Arthur Conmy

Mechanistic Intepretability

Independent (Incoming PhD Student)

Wiki Contributions


I think this point was really overstated. I get the impression the rejected papers were basically turned into the arXiv format as fast as possible and so it was easy for the mods to tell this. However, I've seen submissions to cs.LG like this and this that are clearly from the alignment community. These posts are also not stellar by standards of preprint formatting, and were not rejected, apparently

Does the “ground truth” shows the correct label function on 100% of the training and test data?
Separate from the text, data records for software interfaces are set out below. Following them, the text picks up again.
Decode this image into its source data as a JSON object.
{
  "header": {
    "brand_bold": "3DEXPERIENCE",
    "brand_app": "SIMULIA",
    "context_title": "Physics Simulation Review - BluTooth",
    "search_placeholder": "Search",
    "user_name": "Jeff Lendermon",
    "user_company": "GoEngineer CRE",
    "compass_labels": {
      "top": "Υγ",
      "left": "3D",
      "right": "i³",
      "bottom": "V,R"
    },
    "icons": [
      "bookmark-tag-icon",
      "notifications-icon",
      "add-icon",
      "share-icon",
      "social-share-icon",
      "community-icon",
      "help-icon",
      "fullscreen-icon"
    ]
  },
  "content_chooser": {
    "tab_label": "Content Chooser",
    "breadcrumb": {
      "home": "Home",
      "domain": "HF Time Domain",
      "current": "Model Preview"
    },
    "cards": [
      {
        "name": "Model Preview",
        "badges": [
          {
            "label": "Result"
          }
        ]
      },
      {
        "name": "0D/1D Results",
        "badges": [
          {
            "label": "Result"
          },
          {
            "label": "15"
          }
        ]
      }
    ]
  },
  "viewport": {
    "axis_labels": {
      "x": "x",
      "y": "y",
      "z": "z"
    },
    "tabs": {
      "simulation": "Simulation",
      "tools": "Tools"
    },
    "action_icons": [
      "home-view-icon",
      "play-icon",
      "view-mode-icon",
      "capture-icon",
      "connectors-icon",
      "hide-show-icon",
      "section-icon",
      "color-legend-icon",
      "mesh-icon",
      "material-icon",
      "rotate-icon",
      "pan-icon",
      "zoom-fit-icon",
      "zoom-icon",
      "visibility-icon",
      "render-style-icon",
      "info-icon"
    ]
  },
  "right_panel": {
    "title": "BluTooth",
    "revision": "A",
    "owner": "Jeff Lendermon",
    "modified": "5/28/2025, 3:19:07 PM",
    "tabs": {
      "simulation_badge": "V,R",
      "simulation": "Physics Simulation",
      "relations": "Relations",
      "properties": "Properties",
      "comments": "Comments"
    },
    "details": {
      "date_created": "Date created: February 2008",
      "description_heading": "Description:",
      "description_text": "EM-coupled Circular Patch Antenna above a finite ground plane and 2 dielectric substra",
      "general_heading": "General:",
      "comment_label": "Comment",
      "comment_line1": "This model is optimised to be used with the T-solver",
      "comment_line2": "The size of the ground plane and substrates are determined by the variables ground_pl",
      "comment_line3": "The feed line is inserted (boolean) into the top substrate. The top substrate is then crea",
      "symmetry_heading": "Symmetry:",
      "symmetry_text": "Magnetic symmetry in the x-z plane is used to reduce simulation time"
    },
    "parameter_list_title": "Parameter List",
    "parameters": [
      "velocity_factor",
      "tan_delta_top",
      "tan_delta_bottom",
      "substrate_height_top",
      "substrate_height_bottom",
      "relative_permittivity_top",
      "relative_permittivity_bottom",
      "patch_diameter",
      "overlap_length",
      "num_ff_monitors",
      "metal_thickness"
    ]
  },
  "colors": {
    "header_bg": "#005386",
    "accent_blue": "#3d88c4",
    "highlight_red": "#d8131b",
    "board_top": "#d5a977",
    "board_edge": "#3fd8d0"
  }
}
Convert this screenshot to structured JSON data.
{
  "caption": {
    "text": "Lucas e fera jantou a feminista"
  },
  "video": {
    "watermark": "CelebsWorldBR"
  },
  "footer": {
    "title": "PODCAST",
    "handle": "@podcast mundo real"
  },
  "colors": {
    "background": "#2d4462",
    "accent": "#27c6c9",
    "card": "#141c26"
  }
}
If so, what’s the relevance of the transformer which imperfectly implements the label function?

I think work that compares base language models to their fine-tuned or RLHF-trained successors seems likely to be very valuable, because i) this post highlights some concrete things that change during training in these models and ii) some believe that a lot of the risk from language models come from these further training steps.

If anyone is interested, I think surveying the various fine-tuned and base models here seems the best open-source resource, at least before CarperAI release some RLHF models.

I don't understand the new unacceptability penalty footnote. In both of the $P_M$ terms, there is no conditional $|$ sign. I presume the comma is wrong?

Also, for me \mathbb{B} for {True, False} was not standard, I think it should be defined.

Thanks for the comment! 

I have spent some time trying to do mechanistic interp on GPT-Neo, to try and answer whether compensation only occurs because of dropout. TLDR: my current impression is that compensation still occurs in models trained without dropout, just to a lesser extent. 

In depth, when GPT-Neo is fed a sequence of tokens  where  are uniformly random and  for , there are four heads in Layer 6 that have the induction attention pattern (i.e attend from  to ). Three of these heads (6.0, 6.6, 6.11) when ablated decrease loss, and one of these heads increases loss on ablation (6.1). Interestingly, when 6.1 is ablated, the additional ablation of 6.0, 6.6 and 6.11 causes loss to increase (perhaps this is confusing, see this table!). 

My guess is the model is able to use the outputs of 6.0, 6.6 and 6.11 differently in the two regimes, so they "compensate" when 6.1 is ablated.

Disclaimer: I work on interpretability at Redwood Research. I am also very interested in hearing a fleshed-out version of this critique. To me, this is related to the critique of Redwood's interpretability approach here, another example of "recruiting resources outside of the model alone".

(however, it doesn't seem obvious to me that interpretability can't or won't work in such settings)

What happened to the unrestricted adversarial examples challenge? The github [1] doesn't have an update since 2020, and that is only to the warmup challenge. Additionally, were there any takeaways from the contest?



This comes from the fact that you assumed "adversarial example" had a more specific definition than it really does (from reading ML literature), right? Note that the alignment forum definition of "adversarial example" has the misclassified panda as an example.